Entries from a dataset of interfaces
* * * * *

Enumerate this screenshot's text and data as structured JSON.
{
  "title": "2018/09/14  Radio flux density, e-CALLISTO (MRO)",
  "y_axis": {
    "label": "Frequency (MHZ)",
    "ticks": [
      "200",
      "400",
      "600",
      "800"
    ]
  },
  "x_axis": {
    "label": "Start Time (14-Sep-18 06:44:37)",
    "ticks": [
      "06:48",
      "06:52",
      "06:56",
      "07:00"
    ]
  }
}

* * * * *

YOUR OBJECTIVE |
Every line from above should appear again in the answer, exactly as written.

FINISHED EXERCISE |
Enumerate this screenshot's text and data as structured JSON.
{
  "title": "2018/09/14  Radio flux density, e-CALLISTO (MRO)",
  "y_axis": {
    "label": "Frequency (MHZ)",
    "ticks": [
      "200",
      "400",
      "600",
      "800"
    ]
  },
  "x_axis": {
    "label": "Start Time (14-Sep-18 06:44:37)",
    "ticks": [
      "06:48",
      "06:52",
      "06:56",
      "07:00"
    ]
  }
}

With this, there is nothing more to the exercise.